I've put this to the test: For decades, except for lined wool or silk suits, coats or blazers labeled "dry clean only" I dry clean my family's new garments labeled "dry clean" the first few times they need cleaning; after that I hand wash or toss them in the washing machine with great results. (I wouldn't risk this with big ticket Gucci, Chanel or Prada originals; I'm referring to more moderately priced pieces that cost under $200). Consider this: Once you have spent nearly as much dry cleaning a garment as you paid to buy it, do you continue to invest in professional cleaning or take a risk by hand washing or machine washing it? From my experience, the risk pays off; even wool lined pants from Express and silk shirts from Ann Taylor launder beautifully on a cool gentle cycle, and wool and cashmere sweaters from Lord & Taylor that I hand wash still look like new.
Dry cleaning at home: home dry cleaning kits let you launder your delicates in a clothes dryer, and this way you avoid perc, the potentially dangerous chemical solvent used by a majority of commercial dry cleaners . Using Clorox FreshCare or P&G Dryer, you can clean 16 garments for about what you'd pay for one garment to be professionally dry cleaned.

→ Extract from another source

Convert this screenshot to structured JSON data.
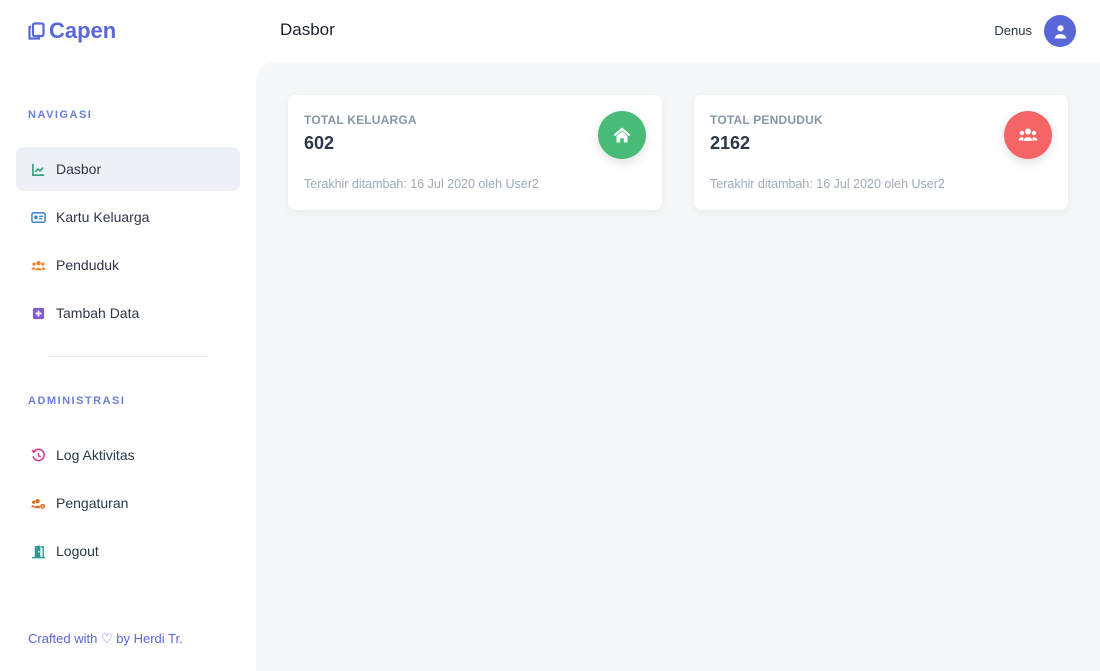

Exception: Tackling a stained garment is best left to a professional dry cleaner.